Author: Val Berenshtein
I wake up and tell myself that today is going to be a wonderful day.
Every night, I go to sleep with anxiety and doubt and sadness.
How is it that the nature of mental illness is to attack a human being during his or her most vulnerable and weakest moments, adding to the pain and confusion that already cripple and seemingly kill?
I am a little over a month and a half into my self-recovery from anorexia and restrictive eating, and suddenly, I am feeling like all of the mental progress I made at home, over my winter break from college, is slipping through my fingers. The spring semester has only just begun, and already I am feeling the chains of lonesomeness, doubt and lack of understanding – which is truly nobody’s fault – holding me back from the path I have been on – the path to happiness, to life and to a cultivation of the most power force an individual can have: self-worth.
During the past couple of days…
I have been feeling extremely anxious after eating foods that people typically associate as “unhealthy” – though there is no such thing as “healthy” or “unhealthy” for my recovery right now. This anxiety has been rising more so during dinner than during any other meal or snack of the day.
There are times when I am able to sit with this anxiety and let it pass, reaching out to one of my best friends on campus for support; however, there are other times when I feel so overwhelmed, so upset and so crippled that I feel the hope of recovery and inner-peace completely dissipating from underneath my feet.

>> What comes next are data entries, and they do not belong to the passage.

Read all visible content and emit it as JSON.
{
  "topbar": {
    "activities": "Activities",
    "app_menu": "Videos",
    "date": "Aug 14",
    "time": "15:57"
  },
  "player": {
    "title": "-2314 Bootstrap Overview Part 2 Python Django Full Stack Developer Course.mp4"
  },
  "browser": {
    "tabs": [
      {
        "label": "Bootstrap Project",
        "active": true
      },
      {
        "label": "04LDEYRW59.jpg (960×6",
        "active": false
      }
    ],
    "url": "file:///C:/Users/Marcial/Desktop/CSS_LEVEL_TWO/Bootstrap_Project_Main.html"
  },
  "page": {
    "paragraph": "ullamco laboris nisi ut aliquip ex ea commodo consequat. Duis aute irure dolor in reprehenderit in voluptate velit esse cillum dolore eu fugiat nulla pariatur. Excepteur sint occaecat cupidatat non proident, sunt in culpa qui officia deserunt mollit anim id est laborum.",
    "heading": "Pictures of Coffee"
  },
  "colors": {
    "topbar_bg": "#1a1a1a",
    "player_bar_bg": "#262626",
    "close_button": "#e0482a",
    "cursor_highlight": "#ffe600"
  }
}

Perhaps, the scariest part of my debilitating feelings is that I have to sit with them alone.
I look outside, and it is dark – nighttime. I look around at the people in my residence hall, and all of them are talking, laughing, walking around with friends, sharing jokes and laughs and memories that will probably be held onto for life.

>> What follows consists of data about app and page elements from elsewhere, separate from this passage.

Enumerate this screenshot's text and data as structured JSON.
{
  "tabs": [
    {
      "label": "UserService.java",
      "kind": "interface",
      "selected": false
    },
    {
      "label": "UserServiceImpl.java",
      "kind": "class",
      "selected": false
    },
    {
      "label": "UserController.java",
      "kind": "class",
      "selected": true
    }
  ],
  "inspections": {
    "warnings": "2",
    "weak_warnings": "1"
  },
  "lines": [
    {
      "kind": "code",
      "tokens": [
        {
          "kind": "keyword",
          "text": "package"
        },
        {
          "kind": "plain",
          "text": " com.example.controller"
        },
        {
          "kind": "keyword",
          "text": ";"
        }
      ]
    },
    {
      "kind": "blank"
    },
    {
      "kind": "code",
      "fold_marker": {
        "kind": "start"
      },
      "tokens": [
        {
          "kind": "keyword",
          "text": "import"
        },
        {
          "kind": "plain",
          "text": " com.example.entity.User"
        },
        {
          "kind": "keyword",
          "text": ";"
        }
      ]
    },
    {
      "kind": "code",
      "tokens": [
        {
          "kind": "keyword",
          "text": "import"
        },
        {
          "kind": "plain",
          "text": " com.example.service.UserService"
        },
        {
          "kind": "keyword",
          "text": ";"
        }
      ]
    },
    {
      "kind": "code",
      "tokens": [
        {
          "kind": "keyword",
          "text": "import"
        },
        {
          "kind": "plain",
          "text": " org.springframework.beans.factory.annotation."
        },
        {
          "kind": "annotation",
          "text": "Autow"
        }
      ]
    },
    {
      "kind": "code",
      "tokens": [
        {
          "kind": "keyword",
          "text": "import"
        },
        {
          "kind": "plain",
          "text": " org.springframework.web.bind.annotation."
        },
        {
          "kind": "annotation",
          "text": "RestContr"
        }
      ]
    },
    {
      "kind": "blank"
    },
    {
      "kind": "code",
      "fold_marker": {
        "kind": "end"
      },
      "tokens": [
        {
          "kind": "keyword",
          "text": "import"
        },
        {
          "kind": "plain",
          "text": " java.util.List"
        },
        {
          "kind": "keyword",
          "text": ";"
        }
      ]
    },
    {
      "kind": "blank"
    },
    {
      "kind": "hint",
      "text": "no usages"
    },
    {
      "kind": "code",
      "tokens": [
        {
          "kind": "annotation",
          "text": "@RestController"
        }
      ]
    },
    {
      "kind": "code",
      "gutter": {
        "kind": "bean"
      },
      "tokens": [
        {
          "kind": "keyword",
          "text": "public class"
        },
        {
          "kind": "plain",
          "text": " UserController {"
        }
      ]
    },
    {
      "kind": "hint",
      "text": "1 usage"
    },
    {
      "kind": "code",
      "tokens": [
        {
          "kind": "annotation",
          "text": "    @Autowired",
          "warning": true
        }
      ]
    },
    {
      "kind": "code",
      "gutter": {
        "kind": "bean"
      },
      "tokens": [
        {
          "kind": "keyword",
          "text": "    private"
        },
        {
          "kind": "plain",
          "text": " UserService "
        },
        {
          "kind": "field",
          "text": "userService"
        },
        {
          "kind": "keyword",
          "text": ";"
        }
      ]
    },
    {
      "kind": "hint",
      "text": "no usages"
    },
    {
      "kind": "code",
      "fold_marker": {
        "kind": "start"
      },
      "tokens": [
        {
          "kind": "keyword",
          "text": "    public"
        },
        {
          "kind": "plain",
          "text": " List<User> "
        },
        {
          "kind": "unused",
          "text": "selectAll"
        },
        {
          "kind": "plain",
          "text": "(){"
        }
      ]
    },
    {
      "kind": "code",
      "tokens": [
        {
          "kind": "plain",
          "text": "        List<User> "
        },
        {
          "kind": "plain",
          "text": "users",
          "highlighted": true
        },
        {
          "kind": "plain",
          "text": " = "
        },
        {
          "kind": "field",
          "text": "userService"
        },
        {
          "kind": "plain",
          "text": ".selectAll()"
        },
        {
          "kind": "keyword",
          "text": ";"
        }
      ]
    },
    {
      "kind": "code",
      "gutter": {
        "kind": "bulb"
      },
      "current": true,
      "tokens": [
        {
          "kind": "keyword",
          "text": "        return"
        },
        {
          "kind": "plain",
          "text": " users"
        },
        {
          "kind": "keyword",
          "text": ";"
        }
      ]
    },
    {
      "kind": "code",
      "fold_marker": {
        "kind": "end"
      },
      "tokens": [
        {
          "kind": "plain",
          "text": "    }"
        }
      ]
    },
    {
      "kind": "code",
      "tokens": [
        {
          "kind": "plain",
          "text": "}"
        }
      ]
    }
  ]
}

Yet, I feel alone.
I feel so helpless…
My eyes water as I watch people walk by me and I wish that I could just pull them over and cry – let every hardship and anxious thought dissipate through the power of conversation. I wish that I could just be held and told that everything will be OK. I wish that somebody else, besides myself, can sit me down and say that my mental illness, sensing that I am destroying it, is the reason distress and anxiety overwhelm my life.
But, that is not what my reality is right now. Perhaps, I do not have enough courage to reach out for support when I need it and to let people truly know what I am going through. It is my fear that people will not understand – or even try to understand – what recovery from anorexia and restrictive eating entails and feels like. It is awful. It is hard. It requires one to be his or her own hero, especially in moments when everything seems to be going downhill.
I am trying to be my own hero…
but I am scared, and I feel alone.
How do I explain my feelings of lonesomeness and isolation when, deep down, I know that I have people who love me for me and who are there for me if I need them? Why is it that my mind is always at war with itself when, right in front of me, I have a family of peers who are ready to give me support and love?
Being my own hero is tough, but making proactive realizations of the love, care and support I have from my community nine states away from home is an ability I am lucky to have.
Even though these realizations do not come often – perhaps even rarely –, I believe they drive me to get up every morning and to try again, try again because I deserve happiness, freedom, life and love from the beautiful world that I am lucky to be a part of.